### Delayed dynamical systems

Delayed dynamical systems are ubiquitous. Typically, in these systems, the dynamical state at a given time depends on the state of the system at an anterior time, and the delay time generally coincides with the propagation time of the fed back signal. In fact, delayed variables should be taken into account in absolutely all dynamical systems, because the propagation times of the various interactions are never null. But as long as they are small comparatively to the relevant timescales of the system's dynamics, these delays can be neglected and the dynamical equations degenerate into a flow of Ordinary Differential Equations (ODE), which inherently assume instantaneous interactions. Sometimes however, the delay time has the same order of magnitude as the system's typical timescales. This may for example occur in ultrafast systems, of for particularly long delay times. In these cases, the delay can not be neglected anymore and the system should rather be modelized with a Delay Differential Equation (DDE). Even though it is not apparent at first view, DDEs are very complex equations: at the opposite of ODEs, they are infinite-dimensional, because their initial condition is a continuous and compact interval. Therefore, the simple fact to introduce and account for a delay time in a dynamical system increases its dimensionality to infinity, and thereby opens the way to a wide variety of very complex behaviors.

The figure (after ref. [1]) displays the experimental (top) and numerical (bottom) timetraces of the so-called *chaotic breathers*, that can emerge in the wideband configuration depending on the parameters. Another work on complex behavior in wideband optoelectronic oscillators is ref. [2]. On the other hand, we have also developed a sustained research activity to investigate the nonlinear dynamics of external-cavity semiconductor lasers [3], [4], and of narrow-band microwave optoelectronic oscillators ([5], [6], [7]).

### Nonlinear oscillations, chaos control and synchronization

Fundamental problems of nonlinear dynamics are still the focus of intense research activities worldwide. In particular, the study of nonlinear and chaotic oscillations naturally find applications in a wide variety of scientific and technological poblems. As far as coupled nonlinear systems are concerned, it was thought for a long time that the natural extension of chaos in spatially coupled oscillators is spatiotemporal chaos, that is, a state of simultaneous chaos in the spatial and temporal domains. However, phenomena of self-organization and spatial coherence have effectively been observed in coupled chaotic oscillators, and have triggered off a tremendous interest for the study of their spatiotemporal dynamics. Applications rapidly appeared to be wide: pattern formation modeling, coherent collective behavior in nonlinear physical, biological and ecological systems, oscillatory chemical processes, extended neuronal networks, etc. For a number of oscillators restricted to two, emphasis is commonly laid upon the state of synchronization, which occurs when the two identical oscillators continuously remain in step with each other.

The figure displays the hysteritic behavior of an electrostatic transducer (after ref. [8]). The lines represent the analytical solutions (thin for stable nonlinear oscillations, thick for unstable), while the symbols stand for the numerical simulations.

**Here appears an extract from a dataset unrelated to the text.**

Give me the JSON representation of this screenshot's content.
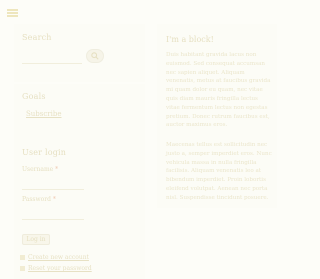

Other early works on this topic include refs. [9], [10], [11], [12], and [13], undertaken at the University of Yaoundé I.